→ **Activity**:
Repeat the entries exactly as they are written.

→ **Extracted entries**:

((

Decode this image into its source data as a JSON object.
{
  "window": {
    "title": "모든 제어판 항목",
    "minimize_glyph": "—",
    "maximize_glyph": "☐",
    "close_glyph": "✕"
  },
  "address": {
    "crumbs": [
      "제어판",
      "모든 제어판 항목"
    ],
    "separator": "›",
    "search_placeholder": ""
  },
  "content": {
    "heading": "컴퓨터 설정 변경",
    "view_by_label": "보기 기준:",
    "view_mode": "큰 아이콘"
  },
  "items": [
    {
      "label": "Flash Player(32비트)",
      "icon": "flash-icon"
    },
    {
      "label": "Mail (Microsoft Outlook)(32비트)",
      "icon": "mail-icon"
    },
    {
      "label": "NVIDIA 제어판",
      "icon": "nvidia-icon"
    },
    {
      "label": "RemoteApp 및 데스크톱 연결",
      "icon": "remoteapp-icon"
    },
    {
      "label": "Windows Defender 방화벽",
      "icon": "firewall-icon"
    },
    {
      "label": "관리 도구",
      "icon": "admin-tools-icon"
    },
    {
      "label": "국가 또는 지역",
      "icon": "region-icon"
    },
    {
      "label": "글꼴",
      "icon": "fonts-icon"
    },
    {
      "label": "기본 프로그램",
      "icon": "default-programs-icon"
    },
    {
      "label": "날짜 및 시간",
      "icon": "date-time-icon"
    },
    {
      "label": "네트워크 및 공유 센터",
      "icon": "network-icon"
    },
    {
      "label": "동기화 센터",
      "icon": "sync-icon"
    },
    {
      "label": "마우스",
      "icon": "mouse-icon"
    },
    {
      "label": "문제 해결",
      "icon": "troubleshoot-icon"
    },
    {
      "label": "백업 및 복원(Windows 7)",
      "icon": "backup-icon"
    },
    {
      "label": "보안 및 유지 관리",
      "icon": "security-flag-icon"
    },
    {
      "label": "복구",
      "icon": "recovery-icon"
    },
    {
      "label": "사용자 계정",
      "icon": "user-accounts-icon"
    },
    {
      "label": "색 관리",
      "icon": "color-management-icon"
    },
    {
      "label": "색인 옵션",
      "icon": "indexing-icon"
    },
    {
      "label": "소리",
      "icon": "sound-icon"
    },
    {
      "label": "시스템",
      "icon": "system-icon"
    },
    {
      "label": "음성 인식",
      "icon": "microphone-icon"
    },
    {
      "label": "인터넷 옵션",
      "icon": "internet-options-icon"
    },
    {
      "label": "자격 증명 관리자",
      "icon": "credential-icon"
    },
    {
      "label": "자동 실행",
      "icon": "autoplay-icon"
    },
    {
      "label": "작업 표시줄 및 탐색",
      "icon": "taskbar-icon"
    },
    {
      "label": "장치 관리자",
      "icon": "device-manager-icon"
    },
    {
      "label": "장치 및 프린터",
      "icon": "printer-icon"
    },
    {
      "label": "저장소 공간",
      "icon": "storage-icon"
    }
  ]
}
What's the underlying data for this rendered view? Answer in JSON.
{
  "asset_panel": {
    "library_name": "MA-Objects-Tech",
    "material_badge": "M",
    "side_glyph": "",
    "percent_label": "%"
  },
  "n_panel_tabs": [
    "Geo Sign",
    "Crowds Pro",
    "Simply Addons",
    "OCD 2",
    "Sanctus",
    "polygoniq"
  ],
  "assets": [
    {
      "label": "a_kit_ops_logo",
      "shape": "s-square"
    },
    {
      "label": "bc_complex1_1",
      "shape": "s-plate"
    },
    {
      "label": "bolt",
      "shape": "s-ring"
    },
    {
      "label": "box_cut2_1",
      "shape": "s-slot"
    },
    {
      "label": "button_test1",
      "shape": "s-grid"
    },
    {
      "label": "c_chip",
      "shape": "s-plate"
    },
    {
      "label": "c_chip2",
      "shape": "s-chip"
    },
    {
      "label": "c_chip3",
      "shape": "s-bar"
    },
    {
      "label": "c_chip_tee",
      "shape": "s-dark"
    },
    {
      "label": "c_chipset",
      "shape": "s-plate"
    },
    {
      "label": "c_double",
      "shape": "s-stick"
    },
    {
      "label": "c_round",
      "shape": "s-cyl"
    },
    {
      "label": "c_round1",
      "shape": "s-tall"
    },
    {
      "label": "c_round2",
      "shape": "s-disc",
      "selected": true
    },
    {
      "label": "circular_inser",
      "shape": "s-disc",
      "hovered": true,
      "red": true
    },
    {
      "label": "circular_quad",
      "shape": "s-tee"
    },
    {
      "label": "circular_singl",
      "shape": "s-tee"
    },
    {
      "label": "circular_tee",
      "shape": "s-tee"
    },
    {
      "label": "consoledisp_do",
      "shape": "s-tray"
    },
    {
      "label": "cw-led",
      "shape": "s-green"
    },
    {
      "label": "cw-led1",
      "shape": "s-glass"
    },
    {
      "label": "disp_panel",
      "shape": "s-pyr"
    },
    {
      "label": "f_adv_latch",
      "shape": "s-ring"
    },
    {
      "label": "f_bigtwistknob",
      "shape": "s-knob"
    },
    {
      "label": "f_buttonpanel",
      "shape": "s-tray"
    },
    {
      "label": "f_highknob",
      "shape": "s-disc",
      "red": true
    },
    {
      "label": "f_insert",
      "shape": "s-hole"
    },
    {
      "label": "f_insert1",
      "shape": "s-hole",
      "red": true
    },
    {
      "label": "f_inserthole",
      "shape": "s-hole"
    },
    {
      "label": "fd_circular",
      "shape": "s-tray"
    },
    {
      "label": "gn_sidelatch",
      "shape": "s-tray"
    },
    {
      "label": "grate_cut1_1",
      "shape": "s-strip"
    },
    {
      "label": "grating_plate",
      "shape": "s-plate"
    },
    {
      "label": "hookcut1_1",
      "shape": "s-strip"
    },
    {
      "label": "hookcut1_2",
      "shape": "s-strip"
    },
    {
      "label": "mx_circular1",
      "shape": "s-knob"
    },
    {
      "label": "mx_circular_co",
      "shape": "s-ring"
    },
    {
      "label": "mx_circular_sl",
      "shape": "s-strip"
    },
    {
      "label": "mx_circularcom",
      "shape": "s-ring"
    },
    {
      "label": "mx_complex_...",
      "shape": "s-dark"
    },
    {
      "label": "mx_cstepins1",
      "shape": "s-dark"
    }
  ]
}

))

→ **Output of the exercise**:
Decode this image into its source data as a JSON object.
{
  "window": {
    "title": "모든 제어판 항목",
    "minimize_glyph": "—",
    "maximize_glyph": "☐",
    "close_glyph": "✕"
  },
  "address": {
    "crumbs": [
      "제어판",
      "모든 제어판 항목"
    ],
    "separator": "›",
    "search_placeholder": ""
  },
  "content": {
    "heading": "컴퓨터 설정 변경",
    "view_by_label": "보기 기준:",
    "view_mode": "큰 아이콘"
  },
  "items": [
    {
      "label": "Flash Player(32비트)",
      "icon": "flash-icon"
    },
    {
      "label": "Mail (Microsoft Outlook)(32비트)",
      "icon": "mail-icon"
    },
    {
      "label": "NVIDIA 제어판",
      "icon": "nvidia-icon"
    },
    {
      "label": "RemoteApp 및 데스크톱 연결",
      "icon": "remoteapp-icon"
    },
    {
      "label": "Windows Defender 방화벽",
      "icon": "firewall-icon"
    },
    {
      "label": "관리 도구",
      "icon": "admin-tools-icon"
    },
    {
      "label": "국가 또는 지역",
      "icon": "region-icon"
    },
    {
      "label": "글꼴",
      "icon": "fonts-icon"
    },
    {
      "label": "기본 프로그램",
      "icon": "default-programs-icon"
    },
    {
      "label": "날짜 및 시간",
      "icon": "date-time-icon"
    },
    {
      "label": "네트워크 및 공유 센터",
      "icon": "network-icon"
    },
    {
      "label": "동기화 센터",
      "icon": "sync-icon"
    },
    {
      "label": "마우스",
      "icon": "mouse-icon"
    },
    {
      "label": "문제 해결",
      "icon": "troubleshoot-icon"
    },
    {
      "label": "백업 및 복원(Windows 7)",
      "icon": "backup-icon"
    },
    {
      "label": "보안 및 유지 관리",
      "icon": "security-flag-icon"
    },
    {
      "label": "복구",
      "icon": "recovery-icon"
    },
    {
      "label": "사용자 계정",
      "icon": "user-accounts-icon"
    },
    {
      "label": "색 관리",
      "icon": "color-management-icon"
    },
    {
      "label": "색인 옵션",
      "icon": "indexing-icon"
    },
    {
      "label": "소리",
      "icon": "sound-icon"
    },
    {
      "label": "시스템",
      "icon": "system-icon"
    },
    {
      "label": "음성 인식",
      "icon": "microphone-icon"
    },
    {
      "label": "인터넷 옵션",
      "icon": "internet-options-icon"
    },
    {
      "label": "자격 증명 관리자",
      "icon": "credential-icon"
    },
    {
      "label": "자동 실행",
      "icon": "autoplay-icon"
    },
    {
      "label": "작업 표시줄 및 탐색",
      "icon": "taskbar-icon"
    },
    {
      "label": "장치 관리자",
      "icon": "device-manager-icon"
    },
    {
      "label": "장치 및 프린터",
      "icon": "printer-icon"
    },
    {
      "label": "저장소 공간",
      "icon": "storage-icon"
    }
  ]
}
What's the underlying data for this rendered view? Answer in JSON.
{
  "asset_panel": {
    "library_name": "MA-Objects-Tech",
    "material_badge": "M",
    "side_glyph": "",
    "percent_label": "%"
  },
  "n_panel_tabs": [
    "Geo Sign",
    "Crowds Pro",
    "Simply Addons",
    "OCD 2",
    "Sanctus",
    "polygoniq"
  ],
  "assets": [
    {
      "label": "a_kit_ops_logo",
      "shape": "s-square"
    },
    {
      "label": "bc_complex1_1",
      "shape": "s-plate"
    },
    {
      "label": "bolt",
      "shape": "s-ring"
    },
    {
      "label": "box_cut2_1",
      "shape": "s-slot"
    },
    {
      "label": "button_test1",
      "shape": "s-grid"
    },
    {
      "label": "c_chip",
      "shape": "s-plate"
    },
    {
      "label": "c_chip2",
      "shape": "s-chip"
    },
    {
      "label": "c_chip3",
      "shape": "s-bar"
    },
    {
      "label": "c_chip_tee",
      "shape": "s-dark"
    },
    {
      "label": "c_chipset",
      "shape": "s-plate"
    },
    {
      "label": "c_double",
      "shape": "s-stick"
    },
    {
      "label": "c_round",
      "shape": "s-cyl"
    },
    {
      "label": "c_round1",
      "shape": "s-tall"
    },
    {
      "label": "c_round2",
      "shape": "s-disc",
      "selected": true
    },
    {
      "label": "circular_inser",
      "shape": "s-disc",
      "hovered": true,
      "red": true
    },
    {
      "label": "circular_quad",
      "shape": "s-tee"
    },
    {
      "label": "circular_singl",
      "shape": "s-tee"
    },
    {
      "label": "circular_tee",
      "shape": "s-tee"
    },
    {
      "label": "consoledisp_do",
      "shape": "s-tray"
    },
    {
      "label": "cw-led",
      "shape": "s-green"
    },
    {
      "label": "cw-led1",
      "shape": "s-glass"
    },
    {
      "label": "disp_panel",
      "shape": "s-pyr"
    },
    {
      "label": "f_adv_latch",
      "shape": "s-ring"
    },
    {
      "label": "f_bigtwistknob",
      "shape": "s-knob"
    },
    {
      "label": "f_buttonpanel",
      "shape": "s-tray"
    },
    {
      "label": "f_highknob",
      "shape": "s-disc",
      "red": true
    },
    {
      "label": "f_insert",
      "shape": "s-hole"
    },
    {
      "label": "f_insert1",
      "shape": "s-hole",
      "red": true
    },
    {
      "label": "f_inserthole",
      "shape": "s-hole"
    },
    {
      "label": "fd_circular",
      "shape": "s-tray"
    },
    {
      "label": "gn_sidelatch",
      "shape": "s-tray"
    },
    {
      "label": "grate_cut1_1",
      "shape": "s-strip"
    },
    {
      "label": "grating_plate",
      "shape": "s-plate"
    },
    {
      "label": "hookcut1_1",
      "shape": "s-strip"
    },
    {
      "label": "hookcut1_2",
      "shape": "s-strip"
    },
    {
      "label": "mx_circular1",
      "shape": "s-knob"
    },
    {
      "label": "mx_circular_co",
      "shape": "s-ring"
    },
    {
      "label": "mx_circular_sl",
      "shape": "s-strip"
    },
    {
      "label": "mx_circularcom",
      "shape": "s-ring"
    },
    {
      "label": "mx_complex_...",
      "shape": "s-dark"
    },
    {
      "label": "mx_cstepins1",
      "shape": "s-dark"
    }
  ]
}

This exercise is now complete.